I’ve been coaching Rebecca for the last year at GPS, but I knew her before she started playing with us here. She’s been a positive influence on the team since joining. Rebecca is hardworking, both on and off the field. She is always trying to give her maximum effort and has been one of our key players this season and I’m sure she has been in the past for her prior team. For us, she’s been a great addition because of how she fits in with the team and how she plays. Rebecca adds a lot to this team and we’re very happy to have her,” stated Katrin Kaarna, GPS NY Pre-ID & Bayern ID NY Program Director, and coach of Rebecca Rolland, who is this week’s featured athlete in the ongoing EDP College Commitment Series.
Rolland was named as a 2019 Girls Soccer All-Stars for the Finger Lakes and Monroe County leagues, Monroe County Division I First team and in 2018, and All-Greater Rochester Girls Soccer Second Team for her high school, Penfield High School in New York.
Rebecca was also named News 10’s NBC Scholar-Athlete of the Week in October 2019 for her academic and athletic performance as a student-athlete and National Honor Society member.
Rebecca has been playing soccer her entire life. She was first introduced to the sport by her parents and since then, has become something much more than just a game. She says, “I think I always loved soccer as a kid, it was something that I enjoyed doing. I looked forward to playing. Then once I got to middle school with school soccer and then moving to premier soccer, I started to realize maybe I’m good at this, maybe this is something I can pursue. I would love to do it in my future, it’s something I always thought about doing in my future. Then it became a real possibility in high school.”
Now a senior and awaiting graduation, Rolland explains what ultimately led to her commitment to Sienna, her future plans and what she hopes to accomplish.
She begins by saying, “I went to an ID combine camp and one of the Siena coaches was there. I really liked her and I enjoyed working with her, so I decided to go to one of the camps at Siena.
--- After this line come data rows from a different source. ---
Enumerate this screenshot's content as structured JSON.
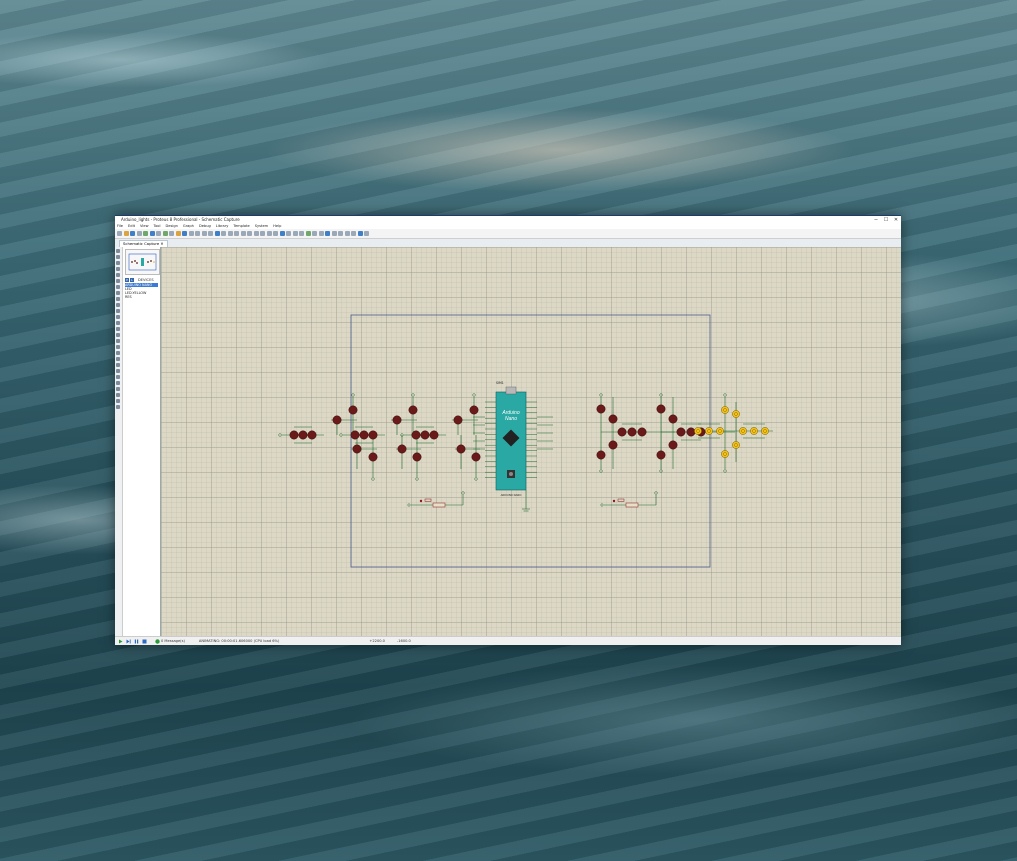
{
  "window": {
    "title": "Arduino_lights - Proteus 8 Professional - Schematic Capture",
    "controls": {
      "minimize": "─",
      "maximize": "☐",
      "close": "✕"
    }
  },
  "menu": [
    "File",
    "Edit",
    "View",
    "Tool",
    "Design",
    "Graph",
    "Debug",
    "Library",
    "Template",
    "System",
    "Help"
  ],
  "tabs": [
    {
      "label": "Schematic Capture",
      "close": "✕"
    }
  ],
  "devices_panel": {
    "buttons": [
      "P",
      "L"
    ],
    "title": "DEVICES",
    "items": [
      "ARDUINO NANO",
      "LED",
      "LED-YELLOW",
      "RES"
    ],
    "selected_index": 0
  },
  "schematic": {
    "mcu_ref": "SIM1",
    "mcu_line1": "Arduino",
    "mcu_line2": "Nano",
    "mcu_part": "ARDUINO NANO",
    "led_red_color": "#6b1a1a",
    "led_yellow_color": "#f2c21b"
  },
  "status": {
    "messages": "0 Message(s)",
    "animation": "ANIMATING: 00:00:01.606000 (CPU load 6%)",
    "coord_x": "+2200.0",
    "coord_y": "-1600.0"
  },
  "colors": {
    "accent": "#1d3b6b",
    "board": "#2aa8a3"
  }
}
I got to meet all the coaches and staff and tour the campus. I fell in love with the school and I loved the coach and I got to meet some of the girls on the team. Everything just seemed to fall into place. It felt like the right place for me. The coach wanted me. It fit academically as well. Everything just fell in line.”
Rolland continues, stating, “Academic wise, I’m hoping to get a degree in actuarial science and hopefully get a job as an Actuary somewhere. Then soccer wise, I want to improve and maybe there will be an opportunity for soccer in the future or maybe there won’t. I think if the opportunity presents itself I think I’d take, it would be amazing to play after college. To keep playing, to travel. It’s something I’d love to do. And if not, I’d probably play club for a little bit just because I can’t imagine not playing."
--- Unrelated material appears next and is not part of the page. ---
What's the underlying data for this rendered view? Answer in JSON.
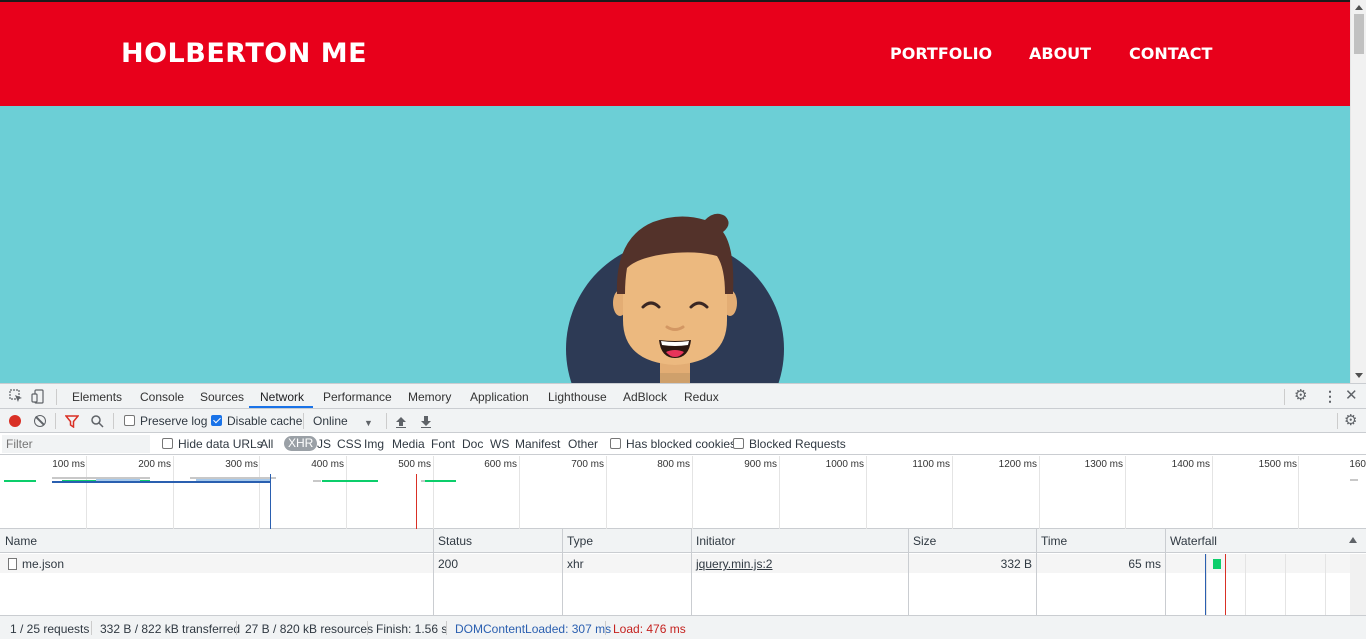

Rolland goes on, "Whatever happens, I hope I can continue playing soccer somehow. I want to continue to push myself and challenge myself. To get better and to grow. Sometimes you get to a point where you feel there’s nothing left to do, but I feel there’s always something to improve on or to work on. Whether it’s on the field, a skill or something you don’t do well, like shooting or passing. Even something off the field, like training or working by yourself. Then there’s the mental aspect to work on too. That’s something that I always try and work on. My mindset isn’t always perfect so I try to work on staying positive and having a positive outlook. That’s something I need to work on in the future, staying positive. Especially being at college, because things are going to be stressful. I need to keep a good mindset and stay positive about it.”
Before concluding our interview, Rebecca opened up with advice to other players in high school who are ready to embark on a similar journey as her, on the Pathway to College. She explains, “I would say, it all takes time and it takes hard work. It can be frustrating just going through the whole process and it can be stressful trying to communicate with all these coaches and go to all of these camps and do all of this stuff. Hard work is key, I know it’s cliche, but it can get very frustrating and stressful. You just have to know if you work hard for it, everything will turn out ok. At the end of the day, you just have to remember to be the hardest working player on the field and to enjoy what you’re doing, because if you don’t enjoy it then there’s really no point.”
Founded in 1999, Elite Development Program Soccer (EDP) is one of the largest organizers of youth soccer leagues and tournaments in the U.S. EDP operates youth leagues for boys and girls ages 9-19, conducts a Futures program for players ages 7-11, and operates U20/23 men’s and women’s leagues. EDP also runs over 20 tournaments each year. The key emphasis for EDP’s leagues and tournaments is its Pathway to College™ programming which enables soccer players to reach their full potential with an emphasis on attending college. More than 3,500 teams participate in EDP’s leagues and more than 170,000 players compete in EDP tournaments annually. For more information on EDP, visit www.edpsoccer.com.